ST. LOUIS , Oct. 8 /PRNewswire-FirstCall/ -- Mass casualty incidents -- such as terrorist attacks, pandemic flu outbreaks or natural calamities like earthquakes or hurricanes -- raise the life-and-death reality that existing medical equipment is not adequate to provide treatment for all who need it. One of the most critical gaps is the lack of ventilators for people requiring respiratory support.
Disaster specialists and health care professionals know that mass casualty events could mean that:
-- skilled hospital personnel would be overwhelmed by the number of patients requiring mechanical ventilation;
-- mechanical ventilation for people with respiratory failure might have to be provided outside acute care hospitals, including in the field with caregivers, patients and care equipment exposed to the elements;
-- electrical power may not be available, possibly for several days or even longer.
A company in Missouri -- Allied Healthcare Products, Inc. -- has addressed these tough requirements by developing the first ventilator designed from inception to meet the unique demands of mass casualty incidents.
"Hospital ventilators are highly effective in the hands of skilled respiratory therapists. However, they also are very expensive, immobile, fragile and depend on a functioning power grid," said Earl Refsland , chief executive officer of Allied Healthcare. "In the event of a mass casualty event, we simply can not depend on hospital ventilators alone. That's why Allied decided to work on this solution."
With input from the medical community, disaster specialists and first responders, Allied designed the Mass Casualty Ventilator (MCV)100, a life-support device that is small, light weight, rugged, low-cost, easy to maintain and, importantly, easy to operate by non-specialists after simple instruction. The MCV100 recently received approval from the U.S. Food and Drug Administration (FDA).
"The MCV100 is a 'force multiplier' for disasters," said Kevin Kroupa , vice president of engineering at Allied. "It will mean that volunteers can deliver life-saving ventilation to large numbers of people, allowing health care professionals to use their skills to greatest advantage."

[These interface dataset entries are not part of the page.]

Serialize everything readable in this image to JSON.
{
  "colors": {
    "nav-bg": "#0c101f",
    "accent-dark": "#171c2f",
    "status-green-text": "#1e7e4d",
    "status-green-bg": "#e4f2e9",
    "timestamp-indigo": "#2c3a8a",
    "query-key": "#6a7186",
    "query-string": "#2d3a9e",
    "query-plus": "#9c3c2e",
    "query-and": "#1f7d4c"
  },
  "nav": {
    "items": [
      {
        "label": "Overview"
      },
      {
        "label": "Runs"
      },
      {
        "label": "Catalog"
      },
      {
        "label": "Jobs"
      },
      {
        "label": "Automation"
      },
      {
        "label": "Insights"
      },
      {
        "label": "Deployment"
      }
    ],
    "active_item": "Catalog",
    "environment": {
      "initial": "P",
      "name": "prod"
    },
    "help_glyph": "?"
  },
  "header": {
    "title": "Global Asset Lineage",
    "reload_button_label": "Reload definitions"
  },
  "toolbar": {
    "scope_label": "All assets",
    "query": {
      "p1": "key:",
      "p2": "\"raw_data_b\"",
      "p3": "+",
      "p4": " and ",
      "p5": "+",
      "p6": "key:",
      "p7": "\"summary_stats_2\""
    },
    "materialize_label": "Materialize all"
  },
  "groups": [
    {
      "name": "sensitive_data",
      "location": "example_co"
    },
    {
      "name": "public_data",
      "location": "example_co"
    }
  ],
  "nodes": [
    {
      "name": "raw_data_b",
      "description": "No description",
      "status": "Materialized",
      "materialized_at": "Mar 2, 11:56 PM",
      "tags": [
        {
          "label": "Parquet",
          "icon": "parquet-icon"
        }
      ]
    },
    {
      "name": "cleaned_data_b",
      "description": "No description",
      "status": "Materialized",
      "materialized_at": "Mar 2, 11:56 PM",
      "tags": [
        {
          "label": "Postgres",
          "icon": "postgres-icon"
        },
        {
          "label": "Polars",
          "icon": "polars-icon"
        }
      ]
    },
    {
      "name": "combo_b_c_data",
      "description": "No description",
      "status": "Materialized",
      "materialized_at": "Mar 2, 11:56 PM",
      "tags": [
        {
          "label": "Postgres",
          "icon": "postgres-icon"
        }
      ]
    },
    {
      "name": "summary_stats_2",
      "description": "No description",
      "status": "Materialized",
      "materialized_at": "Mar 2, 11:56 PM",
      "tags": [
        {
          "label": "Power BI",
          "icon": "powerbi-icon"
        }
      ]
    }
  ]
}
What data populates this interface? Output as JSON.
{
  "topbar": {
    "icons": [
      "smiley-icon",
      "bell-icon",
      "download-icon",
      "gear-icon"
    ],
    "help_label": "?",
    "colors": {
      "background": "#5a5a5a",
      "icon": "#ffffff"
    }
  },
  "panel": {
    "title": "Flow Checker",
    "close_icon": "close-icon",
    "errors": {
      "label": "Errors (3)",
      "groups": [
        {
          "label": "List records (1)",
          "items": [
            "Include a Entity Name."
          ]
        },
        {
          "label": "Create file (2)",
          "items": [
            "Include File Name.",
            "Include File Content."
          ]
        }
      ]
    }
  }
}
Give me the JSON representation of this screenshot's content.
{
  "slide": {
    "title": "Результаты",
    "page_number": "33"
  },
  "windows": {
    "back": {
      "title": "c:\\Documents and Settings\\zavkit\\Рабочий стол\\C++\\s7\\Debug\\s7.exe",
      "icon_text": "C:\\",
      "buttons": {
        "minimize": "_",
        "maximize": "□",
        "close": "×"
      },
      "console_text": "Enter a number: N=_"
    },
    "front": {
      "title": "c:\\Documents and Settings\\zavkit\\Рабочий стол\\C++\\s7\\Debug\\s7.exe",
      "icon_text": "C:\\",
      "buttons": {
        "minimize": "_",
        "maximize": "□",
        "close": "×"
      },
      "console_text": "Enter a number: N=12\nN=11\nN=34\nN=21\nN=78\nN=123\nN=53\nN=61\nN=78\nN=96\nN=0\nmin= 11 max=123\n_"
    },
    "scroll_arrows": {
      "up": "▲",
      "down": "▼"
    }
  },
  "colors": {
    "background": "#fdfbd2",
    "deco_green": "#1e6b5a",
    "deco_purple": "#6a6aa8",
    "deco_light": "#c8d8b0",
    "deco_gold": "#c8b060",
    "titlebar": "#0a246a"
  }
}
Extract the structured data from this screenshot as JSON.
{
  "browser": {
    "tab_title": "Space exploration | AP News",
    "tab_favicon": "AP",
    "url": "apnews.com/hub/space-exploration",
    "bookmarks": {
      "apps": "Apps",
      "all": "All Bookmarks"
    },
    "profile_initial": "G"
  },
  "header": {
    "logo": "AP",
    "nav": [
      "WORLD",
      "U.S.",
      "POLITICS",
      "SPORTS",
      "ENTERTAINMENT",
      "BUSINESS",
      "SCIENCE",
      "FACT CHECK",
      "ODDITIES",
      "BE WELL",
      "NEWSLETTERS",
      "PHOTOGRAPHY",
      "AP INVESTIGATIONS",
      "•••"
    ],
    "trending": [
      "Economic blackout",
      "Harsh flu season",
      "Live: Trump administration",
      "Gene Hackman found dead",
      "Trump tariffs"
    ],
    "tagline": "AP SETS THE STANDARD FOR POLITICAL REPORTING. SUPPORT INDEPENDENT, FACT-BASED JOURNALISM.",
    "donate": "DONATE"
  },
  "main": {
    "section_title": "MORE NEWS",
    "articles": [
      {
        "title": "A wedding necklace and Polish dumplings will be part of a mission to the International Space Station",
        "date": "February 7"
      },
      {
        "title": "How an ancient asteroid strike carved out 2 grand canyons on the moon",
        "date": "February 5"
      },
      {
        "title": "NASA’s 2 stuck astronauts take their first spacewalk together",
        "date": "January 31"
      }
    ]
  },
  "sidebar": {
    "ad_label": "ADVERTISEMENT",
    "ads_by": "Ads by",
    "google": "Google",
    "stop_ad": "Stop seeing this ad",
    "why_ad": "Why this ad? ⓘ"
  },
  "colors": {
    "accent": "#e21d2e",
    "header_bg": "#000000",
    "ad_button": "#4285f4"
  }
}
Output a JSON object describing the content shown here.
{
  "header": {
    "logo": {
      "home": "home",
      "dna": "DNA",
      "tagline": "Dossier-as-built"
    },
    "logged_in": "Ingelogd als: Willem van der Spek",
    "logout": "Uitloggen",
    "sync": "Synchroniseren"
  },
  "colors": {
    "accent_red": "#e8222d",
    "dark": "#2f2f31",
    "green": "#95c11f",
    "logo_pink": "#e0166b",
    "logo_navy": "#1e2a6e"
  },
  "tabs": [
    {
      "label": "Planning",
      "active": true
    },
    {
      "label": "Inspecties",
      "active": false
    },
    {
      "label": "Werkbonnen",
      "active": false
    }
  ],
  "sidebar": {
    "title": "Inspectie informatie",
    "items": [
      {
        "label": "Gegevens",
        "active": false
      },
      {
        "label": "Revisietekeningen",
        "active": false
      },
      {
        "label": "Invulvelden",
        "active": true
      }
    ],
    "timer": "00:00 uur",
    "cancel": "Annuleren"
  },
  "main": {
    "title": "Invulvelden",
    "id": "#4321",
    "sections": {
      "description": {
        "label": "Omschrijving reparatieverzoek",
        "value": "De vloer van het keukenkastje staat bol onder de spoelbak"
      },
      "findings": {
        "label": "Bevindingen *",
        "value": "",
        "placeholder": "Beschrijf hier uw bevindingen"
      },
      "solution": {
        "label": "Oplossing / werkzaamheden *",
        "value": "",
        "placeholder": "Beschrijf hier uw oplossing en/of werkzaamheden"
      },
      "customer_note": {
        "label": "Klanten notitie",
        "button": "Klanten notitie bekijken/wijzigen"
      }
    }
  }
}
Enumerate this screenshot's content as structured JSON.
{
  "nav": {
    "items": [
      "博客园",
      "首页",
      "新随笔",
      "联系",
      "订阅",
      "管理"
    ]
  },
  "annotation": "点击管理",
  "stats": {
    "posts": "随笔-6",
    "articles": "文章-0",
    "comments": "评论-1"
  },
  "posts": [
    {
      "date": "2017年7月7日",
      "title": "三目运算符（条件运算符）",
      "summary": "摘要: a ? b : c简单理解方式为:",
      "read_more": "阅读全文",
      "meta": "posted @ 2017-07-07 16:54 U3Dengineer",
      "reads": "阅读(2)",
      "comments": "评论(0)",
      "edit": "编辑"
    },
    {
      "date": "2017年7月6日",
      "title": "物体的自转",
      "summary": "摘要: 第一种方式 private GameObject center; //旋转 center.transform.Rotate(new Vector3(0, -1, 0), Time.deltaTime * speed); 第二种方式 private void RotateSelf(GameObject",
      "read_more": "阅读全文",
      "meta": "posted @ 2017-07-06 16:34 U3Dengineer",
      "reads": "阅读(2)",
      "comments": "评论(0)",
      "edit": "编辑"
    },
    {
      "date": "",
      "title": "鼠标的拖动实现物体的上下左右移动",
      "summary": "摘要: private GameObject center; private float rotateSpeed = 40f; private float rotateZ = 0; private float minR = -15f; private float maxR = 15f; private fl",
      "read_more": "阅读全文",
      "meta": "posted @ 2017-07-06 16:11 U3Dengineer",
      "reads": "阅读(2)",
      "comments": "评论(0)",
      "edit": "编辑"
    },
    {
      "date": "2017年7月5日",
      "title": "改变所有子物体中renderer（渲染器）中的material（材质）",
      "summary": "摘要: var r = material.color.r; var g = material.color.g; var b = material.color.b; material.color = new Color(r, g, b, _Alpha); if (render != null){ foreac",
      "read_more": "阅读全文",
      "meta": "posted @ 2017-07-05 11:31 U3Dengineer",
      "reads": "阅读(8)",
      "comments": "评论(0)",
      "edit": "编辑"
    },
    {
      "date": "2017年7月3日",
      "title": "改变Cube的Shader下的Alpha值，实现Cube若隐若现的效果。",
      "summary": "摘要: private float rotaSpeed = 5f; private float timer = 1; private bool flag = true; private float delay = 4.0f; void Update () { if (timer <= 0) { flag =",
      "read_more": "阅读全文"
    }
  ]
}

The 14-pound MCV100 costs from
Also unlike a hospital ventilator, Allied's MCV100 can be powered by its internal rechargeable battery or ordinary electric power. The battery runs the ventilator for 21 hours if compressed oxygen is used. If compressed oxygen is not available, the battery will power the unit for seven hours. Auxiliary battery packs will be made available that will deliver 42 hours of run time when operated with compressed oxygen and 14 hours without compressed oxygen. Batteries recharge in five and 10 hours, respectively, for the internal battery and auxiliary pack.
"Allied will introduce another MCV ventilator in about two months that can run exclusively on compressed oxygen or air if that is the only power source available or be powered by AC current or internal battery," said Jack Dabrowski , Allied product manager for emergency products.
The MCV100 offers tidal volume (the amount of air breathed in and out) settings of 200 to 1200 milliliters and eight to 20 breaths per minute, oxygen mixing capability, breath-assist function for spontaneous breathing, full array of audible and visual safety alarms and a rechargeable battery with a three-year shelf life, Dabrowski said.
The MCV100 meets all requirements in the American Association for Respiratory Care's "Guidelines for Acquisition of Ventilators to Meet Demands for Pandemic Flu and Mass Casualty Incidents" report of May 25, 2006 .
About Allied Healthcare Products, Inc.